Assignment | Below are records; copy every line among them that contains the word "this".

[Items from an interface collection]
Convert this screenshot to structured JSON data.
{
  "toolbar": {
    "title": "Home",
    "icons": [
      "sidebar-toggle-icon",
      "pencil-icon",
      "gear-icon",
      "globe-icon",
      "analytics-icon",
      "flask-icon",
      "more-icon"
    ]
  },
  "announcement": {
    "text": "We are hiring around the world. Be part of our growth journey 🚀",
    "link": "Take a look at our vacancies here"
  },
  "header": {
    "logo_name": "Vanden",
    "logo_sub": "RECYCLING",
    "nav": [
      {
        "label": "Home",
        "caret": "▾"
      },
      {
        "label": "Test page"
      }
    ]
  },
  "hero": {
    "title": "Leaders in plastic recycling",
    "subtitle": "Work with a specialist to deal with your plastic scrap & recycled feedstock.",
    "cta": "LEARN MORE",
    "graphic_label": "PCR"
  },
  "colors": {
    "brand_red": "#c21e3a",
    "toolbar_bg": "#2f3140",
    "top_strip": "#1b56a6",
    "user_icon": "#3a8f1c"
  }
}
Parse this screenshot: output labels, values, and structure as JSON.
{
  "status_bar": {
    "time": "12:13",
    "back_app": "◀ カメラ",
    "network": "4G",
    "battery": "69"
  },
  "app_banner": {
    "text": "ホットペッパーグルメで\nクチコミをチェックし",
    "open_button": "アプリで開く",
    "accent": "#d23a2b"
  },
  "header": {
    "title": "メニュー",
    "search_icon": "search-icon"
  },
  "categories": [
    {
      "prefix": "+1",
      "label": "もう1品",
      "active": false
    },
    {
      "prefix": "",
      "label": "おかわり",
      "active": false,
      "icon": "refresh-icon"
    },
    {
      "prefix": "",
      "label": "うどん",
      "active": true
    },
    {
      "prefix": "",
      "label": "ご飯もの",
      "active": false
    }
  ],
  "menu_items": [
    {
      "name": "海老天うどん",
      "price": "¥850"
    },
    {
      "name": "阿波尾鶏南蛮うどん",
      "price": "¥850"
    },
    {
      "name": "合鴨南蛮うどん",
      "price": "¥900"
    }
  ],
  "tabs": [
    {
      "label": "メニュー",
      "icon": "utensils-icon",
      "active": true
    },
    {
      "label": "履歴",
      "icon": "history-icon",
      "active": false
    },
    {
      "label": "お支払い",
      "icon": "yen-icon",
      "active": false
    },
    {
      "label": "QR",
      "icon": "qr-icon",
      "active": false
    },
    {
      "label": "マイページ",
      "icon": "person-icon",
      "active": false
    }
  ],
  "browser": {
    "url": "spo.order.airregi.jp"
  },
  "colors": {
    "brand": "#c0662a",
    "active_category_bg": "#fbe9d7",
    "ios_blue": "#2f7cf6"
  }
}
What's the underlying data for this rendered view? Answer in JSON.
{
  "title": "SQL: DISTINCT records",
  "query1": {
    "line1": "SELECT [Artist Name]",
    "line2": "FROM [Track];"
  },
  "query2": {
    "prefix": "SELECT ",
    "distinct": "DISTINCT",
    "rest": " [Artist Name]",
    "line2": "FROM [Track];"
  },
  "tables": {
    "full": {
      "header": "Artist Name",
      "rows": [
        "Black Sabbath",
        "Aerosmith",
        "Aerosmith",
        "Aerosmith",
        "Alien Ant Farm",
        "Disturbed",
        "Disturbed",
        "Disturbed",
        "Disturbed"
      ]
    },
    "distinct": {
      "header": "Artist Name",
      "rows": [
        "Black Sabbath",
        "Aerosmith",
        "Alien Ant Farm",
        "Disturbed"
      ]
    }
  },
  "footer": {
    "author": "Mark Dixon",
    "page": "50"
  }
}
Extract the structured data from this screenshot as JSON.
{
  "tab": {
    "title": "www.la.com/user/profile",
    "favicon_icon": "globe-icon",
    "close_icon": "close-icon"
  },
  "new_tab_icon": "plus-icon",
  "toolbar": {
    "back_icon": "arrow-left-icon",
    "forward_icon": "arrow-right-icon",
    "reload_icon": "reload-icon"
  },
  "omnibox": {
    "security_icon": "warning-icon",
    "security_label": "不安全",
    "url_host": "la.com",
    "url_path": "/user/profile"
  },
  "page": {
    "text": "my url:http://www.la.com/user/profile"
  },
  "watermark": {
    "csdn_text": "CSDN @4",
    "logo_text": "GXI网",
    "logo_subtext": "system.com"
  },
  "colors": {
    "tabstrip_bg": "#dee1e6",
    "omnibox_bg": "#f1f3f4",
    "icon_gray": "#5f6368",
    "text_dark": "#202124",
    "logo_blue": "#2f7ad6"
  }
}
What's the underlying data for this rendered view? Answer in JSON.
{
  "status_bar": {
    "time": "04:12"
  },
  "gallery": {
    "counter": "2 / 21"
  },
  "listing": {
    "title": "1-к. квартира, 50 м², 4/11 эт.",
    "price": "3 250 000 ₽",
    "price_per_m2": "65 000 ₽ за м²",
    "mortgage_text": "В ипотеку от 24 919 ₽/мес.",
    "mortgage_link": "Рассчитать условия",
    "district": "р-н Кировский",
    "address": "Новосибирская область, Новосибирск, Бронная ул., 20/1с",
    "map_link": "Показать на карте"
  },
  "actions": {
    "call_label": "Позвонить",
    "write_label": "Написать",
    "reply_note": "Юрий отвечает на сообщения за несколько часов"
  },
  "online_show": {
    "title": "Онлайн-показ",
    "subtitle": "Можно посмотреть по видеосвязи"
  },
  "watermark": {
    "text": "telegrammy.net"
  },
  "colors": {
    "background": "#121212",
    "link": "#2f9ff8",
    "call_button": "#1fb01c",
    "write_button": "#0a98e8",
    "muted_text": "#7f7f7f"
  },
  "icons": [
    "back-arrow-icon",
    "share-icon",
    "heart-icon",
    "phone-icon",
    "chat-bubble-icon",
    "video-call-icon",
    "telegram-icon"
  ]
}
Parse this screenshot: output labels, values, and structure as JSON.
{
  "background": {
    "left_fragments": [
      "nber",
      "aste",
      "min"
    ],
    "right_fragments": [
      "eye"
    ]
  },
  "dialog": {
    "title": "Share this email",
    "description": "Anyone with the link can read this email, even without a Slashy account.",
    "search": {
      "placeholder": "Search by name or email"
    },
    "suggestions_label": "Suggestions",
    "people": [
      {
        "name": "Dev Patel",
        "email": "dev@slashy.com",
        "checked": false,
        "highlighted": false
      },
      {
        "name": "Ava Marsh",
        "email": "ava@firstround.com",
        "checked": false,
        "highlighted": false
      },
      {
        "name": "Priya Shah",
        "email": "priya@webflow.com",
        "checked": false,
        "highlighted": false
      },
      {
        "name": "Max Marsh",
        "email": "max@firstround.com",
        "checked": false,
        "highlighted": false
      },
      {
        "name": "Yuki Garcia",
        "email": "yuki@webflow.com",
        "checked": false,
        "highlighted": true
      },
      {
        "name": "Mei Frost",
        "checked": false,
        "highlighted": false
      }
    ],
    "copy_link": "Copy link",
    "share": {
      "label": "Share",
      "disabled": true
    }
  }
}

Answer to the problem |
Convert this screenshot to structured JSON data.
Parse this screenshot: output labels, values, and structure as JSON.
What's the underlying data for this rendered view? Answer in JSON.
Extract the structured data from this screenshot as JSON.
What's the underlying data for this rendered view? Answer in JSON.
Parse this screenshot: output labels, values, and structure as JSON.
    "title": "Share this email",
    "description": "Anyone with the link can read this email, even without a Slashy account.",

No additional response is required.